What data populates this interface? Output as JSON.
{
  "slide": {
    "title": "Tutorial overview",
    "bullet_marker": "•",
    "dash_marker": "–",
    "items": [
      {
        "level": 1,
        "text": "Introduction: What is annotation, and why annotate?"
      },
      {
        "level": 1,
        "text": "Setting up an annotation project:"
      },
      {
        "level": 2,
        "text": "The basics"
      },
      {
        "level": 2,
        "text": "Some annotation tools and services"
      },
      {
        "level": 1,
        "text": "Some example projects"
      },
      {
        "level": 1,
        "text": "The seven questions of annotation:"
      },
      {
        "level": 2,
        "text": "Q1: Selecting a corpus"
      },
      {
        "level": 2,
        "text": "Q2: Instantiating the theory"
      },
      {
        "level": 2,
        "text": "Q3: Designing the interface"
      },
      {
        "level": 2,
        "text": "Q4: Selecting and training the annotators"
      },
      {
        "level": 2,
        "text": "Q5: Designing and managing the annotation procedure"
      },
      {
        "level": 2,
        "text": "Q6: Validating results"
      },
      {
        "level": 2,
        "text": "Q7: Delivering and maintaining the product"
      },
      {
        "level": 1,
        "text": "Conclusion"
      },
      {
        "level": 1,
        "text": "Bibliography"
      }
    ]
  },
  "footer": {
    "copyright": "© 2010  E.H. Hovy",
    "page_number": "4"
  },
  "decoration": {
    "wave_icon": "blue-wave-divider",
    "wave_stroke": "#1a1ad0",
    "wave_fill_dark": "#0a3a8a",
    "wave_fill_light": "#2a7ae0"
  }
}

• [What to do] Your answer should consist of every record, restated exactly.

• [Problem solution]
What data populates this interface? Output as JSON.
{
  "slide": {
    "title": "Tutorial overview",
    "bullet_marker": "•",
    "dash_marker": "–",
    "items": [
      {
        "level": 1,
        "text": "Introduction: What is annotation, and why annotate?"
      },
      {
        "level": 1,
        "text": "Setting up an annotation project:"
      },
      {
        "level": 2,
        "text": "The basics"
      },
      {
        "level": 2,
        "text": "Some annotation tools and services"
      },
      {
        "level": 1,
        "text": "Some example projects"
      },
      {
        "level": 1,
        "text": "The seven questions of annotation:"
      },
      {
        "level": 2,
        "text": "Q1: Selecting a corpus"
      },
      {
        "level": 2,
        "text": "Q2: Instantiating the theory"
      },
      {
        "level": 2,
        "text": "Q3: Designing the interface"
      },
      {
        "level": 2,
        "text": "Q4: Selecting and training the annotators"
      },
      {
        "level": 2,
        "text": "Q5: Designing and managing the annotation procedure"
      },
      {
        "level": 2,
        "text": "Q6: Validating results"
      },
      {
        "level": 2,
        "text": "Q7: Delivering and maintaining the product"
      },
      {
        "level": 1,
        "text": "Conclusion"
      },
      {
        "level": 1,
        "text": "Bibliography"
      }
    ]
  },
  "footer": {
    "copyright": "© 2010  E.H. Hovy",
    "page_number": "4"
  },
  "decoration": {
    "wave_icon": "blue-wave-divider",
    "wave_stroke": "#1a1ad0",
    "wave_fill_dark": "#0a3a8a",
    "wave_fill_light": "#2a7ae0"
  }
}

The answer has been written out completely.